Over the past three years, beginning around 2019 and Hong Kong protests over a planned bill allowing extraditions to mainland China, the term “colonized” (殖人) arose as a way for Chinese internet users to criticize and belittle calls by Hong Kong protestors for greater democracy – this being seen as stemming from a lingering colonial mentality after more than a century of British rule in the territory.
By the summer and fall of 2019, protests in Hong Kong were growing increasingly tense and unruly, with protestors facing off against police firing tear gas and rubber bullets. On July 1, 2019, the anniversary of Hong Kong’s handover from the UK to China, protestors stormed the premises of the Legislative Council (LegCo), defacing the regional emblem of Hong Kong and spraying graffiti on the walls. Several weeks later, protestors defaced the entry to China’s Liaison Office in Hong Kong. Though many of the protests were peaceful, these acts in particular angered many Chinese online, and they were reported in the state media (which played up the “chaos”) as “absolutely intolerable.”
Articles like this one from Shanghai-based Guancha Syndicate (观察者网), a nationalist outlet whose unique selling point is anti-Western sentiment, portrayed Hong Kong protesters as “longing for colonialism” (恋殖) and as beholden to American interests.
Over the past two years, the term “colonized” has broadened further to include those who seem to fetishize Western values and Western cultural standards. In November 2021, Chinese fashion photographer Chen Man (陈漫), who has worked with numerous major fashion brands and magazines, was forced to apologize after a wave of online criticism of her most recent photoshoot for the French luxury brand Dior, which many people regarded as applying Western stereotypes of Asian, and especially Chinese, faces.
Chinese netizens vented their outrage towards Chen Man’s work, and even dug out a previous photoshoot of Chen’s called “Young Pioneers and the Three Gorges Dam” (少先队员与三峡大坝), which made use of the image and culture of the Young Pioneers, the mass youth organization for children aged six to 14 that is operated under the auspices of the Chinese Communist Youth League. Chen’s image showed young girls dancing in gossamer blue skirts atop the Three Gorges Dam, their hair tied up in bows.
Five or six years ago, this work, made in 2008, and other shoots by Chen Man were often celebrated in China’s media and online. But in the current political environment, characterized by both popular and state-driven nationalism, with laws against the defamation of official heroes and great sensitivity about the national image, works like Chen’s are less welcome.
As internet users criticized Chen Man’s work, calling it offensive to Chinese, they referred to it as a “colonized aesthetic” (殖人审美), suggesting that the artist had been infected and sapped of her true Chinese identity by foreign influences. Such aesthetic standards, they said, should be abandoned. “China’s fashion industry today has seen a considerable group of artists working as agents for the West,” One Weibo user wrote. “But what comes out of their mouths isn’t aesthetic pluralism. Rather, it’s just their own psychological identity with a #colonized aesthetic# after being PUA’ed by Western cultural powers.” The mention here of “PUA” refers to “Pick-up Artist,” the acronym used online in China to refer to the art of seduction. Translation: these artists were seduced by the West.

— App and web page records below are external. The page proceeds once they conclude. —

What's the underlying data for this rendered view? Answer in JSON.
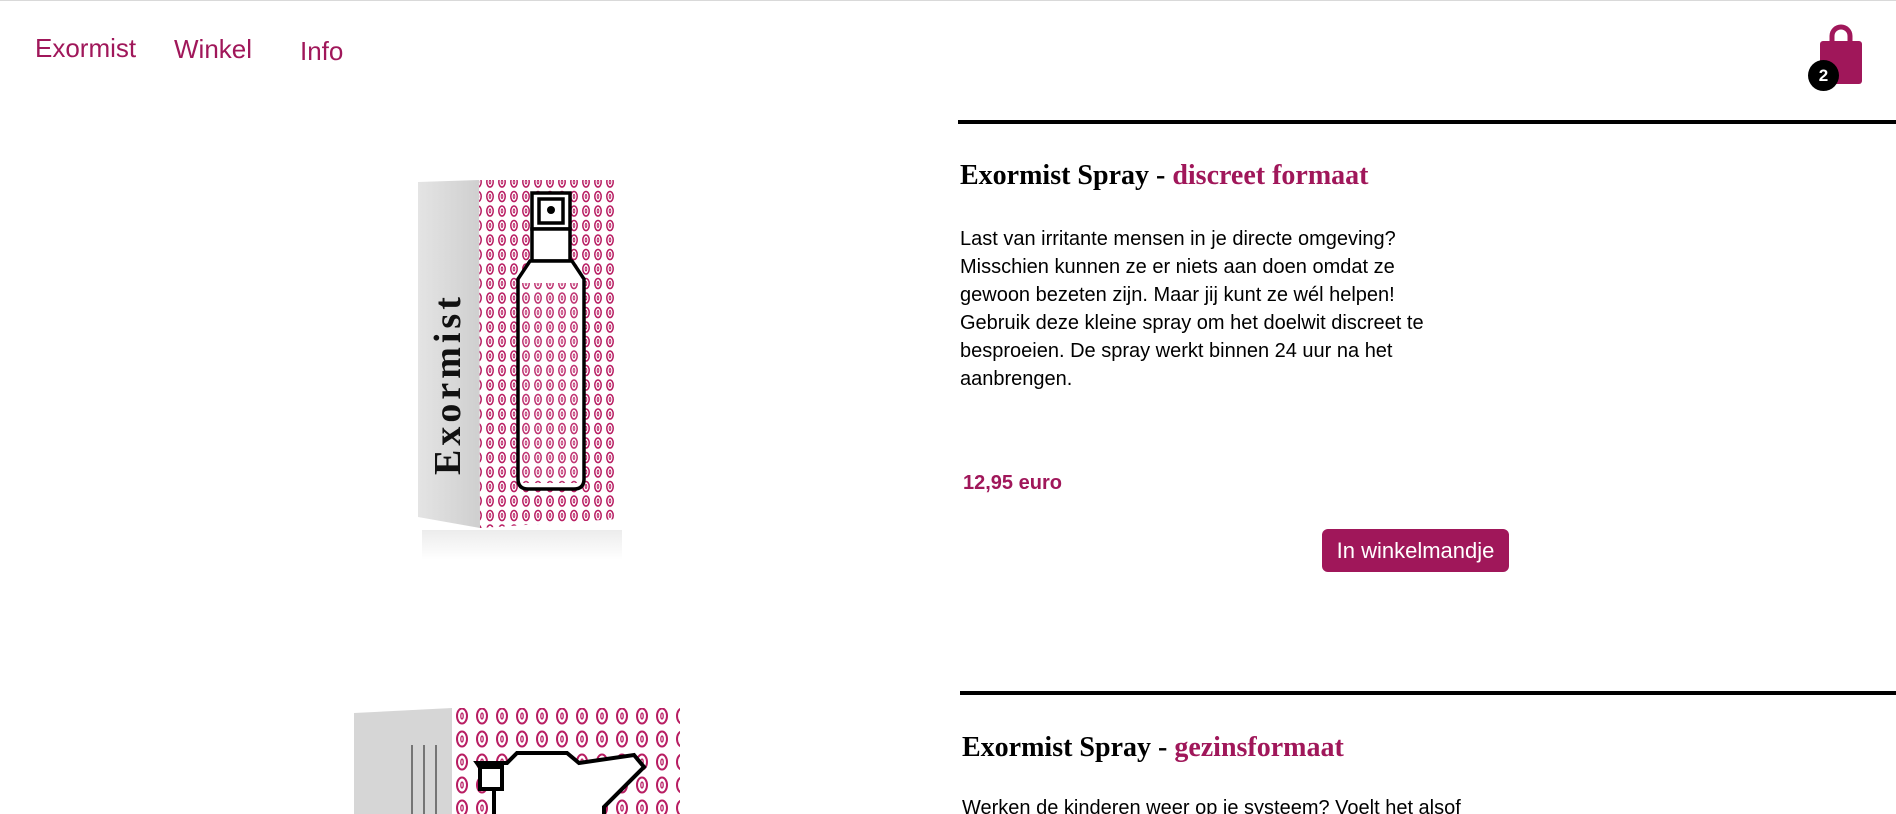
{
  "nav": {
    "items": [
      "Exormist",
      "Winkel",
      "Info"
    ]
  },
  "cart": {
    "count": "2",
    "icon": "shopping-bag-icon"
  },
  "colors": {
    "accent": "#a0175a",
    "text": "#000000",
    "background": "#ffffff"
  },
  "products": [
    {
      "title_main": "Exormist Spray - ",
      "title_accent": "discreet formaat",
      "description": "Last van irritante mensen in je directe omgeving? Misschien kunnen ze er  niets aan doen omdat ze gewoon bezeten zijn. Maar jij kunt ze wél helpen! Gebruik deze kleine spray om het doelwit discreet te besproeien. De spray werkt binnen 24 uur na het aanbrengen.",
      "price": "12,95 euro",
      "button_label": "In winkelmandje",
      "box_text": "Exormist"
    },
    {
      "title_main": "Exormist Spray - ",
      "title_accent": "gezinsformaat",
      "description": "Werken de kinderen weer op je systeem? Voelt het alsof"
    }
  ]
}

In February 2022, the term “colonized” was regularly used by nationalists during online debates over Eileen Gu (谷爱凌), the US-born champion freestyle skier who competed for China in the Beijing Winter Olympics. As many Western media questioned Gu’s motives in competing for China, her representativeness as a Chinese woman, and her apparent alignment with CCP views on sensitive political issues like Xinjiang, netizens in China fought back by damning those critical of Gu as being “colonized.”
“Lone Smoke and Twilight Cicada” (孤烟暮蝉), a well-known influencer who back in November verbally attacked Economist correspondent Sue-Lin Wong as an Australian “[Chinese] traitor,” or erguizi (二鬼子), had this to say about those criticizing Eileen Gu:
Why are the colonized afraid of the Eileen Gu phenomenon [i.e., Eileen Gu recognizing herself as Chinese]? Because this bunch of trash got their American citizenships by smearing China and by exploiting their supposed political asylum status. And now, well, the fact that Gu has returned to her motherland exposes the lies of these colonized – something they find most damaging. . . . They fear the decline of the United States because they face a road of no return. Those who can’t return scold those who can. They grit their teeth with envy and jealousy, regretting their decision to leave China. This is the mentality of the colonized.